Data records for software interfaces
+===+

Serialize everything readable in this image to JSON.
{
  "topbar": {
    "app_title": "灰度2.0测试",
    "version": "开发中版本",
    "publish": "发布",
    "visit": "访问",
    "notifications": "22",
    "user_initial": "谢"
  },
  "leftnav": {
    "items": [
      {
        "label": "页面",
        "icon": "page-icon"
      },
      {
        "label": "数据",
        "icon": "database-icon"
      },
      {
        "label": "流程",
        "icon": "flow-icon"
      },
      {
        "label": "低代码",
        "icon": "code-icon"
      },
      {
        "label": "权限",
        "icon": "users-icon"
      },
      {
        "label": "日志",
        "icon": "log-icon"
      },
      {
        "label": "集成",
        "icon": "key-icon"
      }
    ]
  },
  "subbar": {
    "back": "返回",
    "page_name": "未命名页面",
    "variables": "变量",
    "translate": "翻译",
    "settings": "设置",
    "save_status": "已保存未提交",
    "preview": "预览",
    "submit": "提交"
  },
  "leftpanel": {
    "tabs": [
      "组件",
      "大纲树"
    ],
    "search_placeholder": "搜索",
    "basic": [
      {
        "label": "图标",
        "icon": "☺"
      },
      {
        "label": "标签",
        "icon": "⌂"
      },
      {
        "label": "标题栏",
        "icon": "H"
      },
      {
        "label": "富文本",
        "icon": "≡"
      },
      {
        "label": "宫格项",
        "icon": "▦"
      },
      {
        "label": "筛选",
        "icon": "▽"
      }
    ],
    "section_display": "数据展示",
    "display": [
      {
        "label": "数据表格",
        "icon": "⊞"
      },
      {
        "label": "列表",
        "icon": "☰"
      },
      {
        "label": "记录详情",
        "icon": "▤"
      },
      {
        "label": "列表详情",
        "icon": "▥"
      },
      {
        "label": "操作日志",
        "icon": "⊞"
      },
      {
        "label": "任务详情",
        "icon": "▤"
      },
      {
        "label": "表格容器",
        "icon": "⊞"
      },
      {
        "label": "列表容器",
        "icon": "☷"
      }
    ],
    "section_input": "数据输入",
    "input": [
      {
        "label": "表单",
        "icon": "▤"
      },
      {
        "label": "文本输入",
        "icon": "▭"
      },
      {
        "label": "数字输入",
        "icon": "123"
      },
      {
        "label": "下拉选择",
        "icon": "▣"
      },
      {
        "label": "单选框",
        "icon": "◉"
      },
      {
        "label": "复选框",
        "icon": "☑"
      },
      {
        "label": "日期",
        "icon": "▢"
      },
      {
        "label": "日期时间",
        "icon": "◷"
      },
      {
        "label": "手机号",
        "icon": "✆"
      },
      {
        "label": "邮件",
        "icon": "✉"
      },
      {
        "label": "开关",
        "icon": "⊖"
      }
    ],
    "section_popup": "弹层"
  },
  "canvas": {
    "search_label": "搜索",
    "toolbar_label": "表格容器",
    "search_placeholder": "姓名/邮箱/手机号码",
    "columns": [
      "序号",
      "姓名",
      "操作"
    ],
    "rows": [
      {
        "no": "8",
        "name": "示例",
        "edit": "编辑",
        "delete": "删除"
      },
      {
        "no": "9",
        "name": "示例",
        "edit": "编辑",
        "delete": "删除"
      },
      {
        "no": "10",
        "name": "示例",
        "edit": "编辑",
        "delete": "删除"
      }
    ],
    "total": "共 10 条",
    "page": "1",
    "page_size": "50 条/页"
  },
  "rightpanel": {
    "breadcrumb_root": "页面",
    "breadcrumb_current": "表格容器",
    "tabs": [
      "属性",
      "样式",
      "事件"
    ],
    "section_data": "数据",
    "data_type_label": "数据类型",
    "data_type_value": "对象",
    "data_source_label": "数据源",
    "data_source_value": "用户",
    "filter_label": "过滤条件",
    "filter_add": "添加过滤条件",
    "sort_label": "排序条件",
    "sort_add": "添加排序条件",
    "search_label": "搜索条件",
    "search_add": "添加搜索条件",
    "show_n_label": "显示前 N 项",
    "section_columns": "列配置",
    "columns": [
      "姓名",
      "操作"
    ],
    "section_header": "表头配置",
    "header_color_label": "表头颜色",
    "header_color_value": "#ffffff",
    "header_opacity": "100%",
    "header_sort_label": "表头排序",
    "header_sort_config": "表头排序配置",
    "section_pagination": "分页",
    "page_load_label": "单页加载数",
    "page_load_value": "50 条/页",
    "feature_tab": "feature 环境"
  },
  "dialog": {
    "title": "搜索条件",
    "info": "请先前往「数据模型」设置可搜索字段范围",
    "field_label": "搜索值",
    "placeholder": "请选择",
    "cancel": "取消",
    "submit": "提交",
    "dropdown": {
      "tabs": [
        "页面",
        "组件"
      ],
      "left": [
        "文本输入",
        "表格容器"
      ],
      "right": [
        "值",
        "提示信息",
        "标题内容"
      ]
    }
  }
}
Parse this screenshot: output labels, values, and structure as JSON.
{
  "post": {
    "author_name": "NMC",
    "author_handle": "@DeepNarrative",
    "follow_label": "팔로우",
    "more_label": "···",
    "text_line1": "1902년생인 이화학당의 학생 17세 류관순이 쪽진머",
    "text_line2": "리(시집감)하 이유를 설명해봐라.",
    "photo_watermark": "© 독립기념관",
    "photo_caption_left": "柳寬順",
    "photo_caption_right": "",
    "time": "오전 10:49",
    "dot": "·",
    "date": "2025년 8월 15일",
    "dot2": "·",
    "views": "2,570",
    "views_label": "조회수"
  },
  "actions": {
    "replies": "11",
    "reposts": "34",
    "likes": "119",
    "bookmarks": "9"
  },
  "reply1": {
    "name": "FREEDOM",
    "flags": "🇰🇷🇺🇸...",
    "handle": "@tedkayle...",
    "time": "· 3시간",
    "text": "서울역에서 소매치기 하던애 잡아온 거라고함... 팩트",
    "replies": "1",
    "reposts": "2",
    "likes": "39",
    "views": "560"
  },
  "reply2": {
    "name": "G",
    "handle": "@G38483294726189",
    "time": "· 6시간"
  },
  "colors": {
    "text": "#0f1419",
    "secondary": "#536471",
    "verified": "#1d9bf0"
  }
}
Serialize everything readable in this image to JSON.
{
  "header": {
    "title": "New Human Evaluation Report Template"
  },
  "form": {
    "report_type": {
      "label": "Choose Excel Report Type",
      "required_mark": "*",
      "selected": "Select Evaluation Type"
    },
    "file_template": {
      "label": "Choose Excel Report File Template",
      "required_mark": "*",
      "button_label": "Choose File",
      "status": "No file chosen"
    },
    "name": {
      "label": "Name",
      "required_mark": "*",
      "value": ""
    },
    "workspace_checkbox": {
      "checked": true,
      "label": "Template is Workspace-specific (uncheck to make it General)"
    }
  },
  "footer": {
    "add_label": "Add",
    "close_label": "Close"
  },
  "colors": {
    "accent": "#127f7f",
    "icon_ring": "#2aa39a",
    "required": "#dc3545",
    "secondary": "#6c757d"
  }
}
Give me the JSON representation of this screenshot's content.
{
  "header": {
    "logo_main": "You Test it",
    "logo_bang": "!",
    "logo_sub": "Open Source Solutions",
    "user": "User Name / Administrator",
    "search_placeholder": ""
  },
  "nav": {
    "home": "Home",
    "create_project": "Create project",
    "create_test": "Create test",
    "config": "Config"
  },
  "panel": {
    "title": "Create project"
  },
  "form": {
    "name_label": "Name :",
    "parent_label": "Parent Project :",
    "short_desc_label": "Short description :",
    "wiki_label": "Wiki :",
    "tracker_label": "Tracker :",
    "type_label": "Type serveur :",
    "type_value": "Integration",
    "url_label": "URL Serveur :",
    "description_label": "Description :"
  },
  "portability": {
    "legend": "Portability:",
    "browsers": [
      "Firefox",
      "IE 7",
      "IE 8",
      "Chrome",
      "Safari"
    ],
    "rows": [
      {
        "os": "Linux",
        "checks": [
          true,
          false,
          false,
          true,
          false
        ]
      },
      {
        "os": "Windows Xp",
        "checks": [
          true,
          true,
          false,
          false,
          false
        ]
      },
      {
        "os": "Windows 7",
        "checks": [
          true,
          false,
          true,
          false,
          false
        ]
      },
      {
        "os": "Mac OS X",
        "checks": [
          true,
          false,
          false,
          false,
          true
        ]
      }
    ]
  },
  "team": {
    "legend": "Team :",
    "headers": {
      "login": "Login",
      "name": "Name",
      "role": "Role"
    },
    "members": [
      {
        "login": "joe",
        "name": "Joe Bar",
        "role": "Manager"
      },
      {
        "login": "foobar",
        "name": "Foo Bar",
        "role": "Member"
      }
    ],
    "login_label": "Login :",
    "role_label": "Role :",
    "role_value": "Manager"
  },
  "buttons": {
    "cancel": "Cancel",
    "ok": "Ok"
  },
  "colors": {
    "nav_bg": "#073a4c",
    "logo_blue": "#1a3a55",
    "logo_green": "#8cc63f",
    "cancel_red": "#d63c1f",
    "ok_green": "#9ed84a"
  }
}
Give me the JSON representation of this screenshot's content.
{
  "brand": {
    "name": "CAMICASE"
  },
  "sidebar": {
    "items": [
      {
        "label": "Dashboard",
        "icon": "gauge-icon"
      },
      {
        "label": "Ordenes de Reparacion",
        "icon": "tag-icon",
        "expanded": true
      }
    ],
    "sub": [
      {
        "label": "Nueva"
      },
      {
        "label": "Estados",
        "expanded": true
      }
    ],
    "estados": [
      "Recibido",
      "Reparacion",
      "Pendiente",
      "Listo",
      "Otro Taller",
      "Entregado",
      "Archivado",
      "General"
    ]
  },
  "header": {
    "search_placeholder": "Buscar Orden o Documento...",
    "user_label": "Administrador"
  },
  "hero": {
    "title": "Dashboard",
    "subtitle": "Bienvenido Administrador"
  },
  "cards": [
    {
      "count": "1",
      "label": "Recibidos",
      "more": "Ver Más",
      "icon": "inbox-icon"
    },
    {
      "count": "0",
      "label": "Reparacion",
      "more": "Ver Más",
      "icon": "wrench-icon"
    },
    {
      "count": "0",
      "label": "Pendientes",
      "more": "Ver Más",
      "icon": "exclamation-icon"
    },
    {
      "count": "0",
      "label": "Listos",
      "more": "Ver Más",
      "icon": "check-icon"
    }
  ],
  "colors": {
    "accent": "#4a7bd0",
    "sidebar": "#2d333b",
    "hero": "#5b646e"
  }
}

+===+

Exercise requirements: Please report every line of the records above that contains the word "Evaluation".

Written response:
    "title": "New Human Evaluation Report Template"
      "selected": "Select Evaluation Type"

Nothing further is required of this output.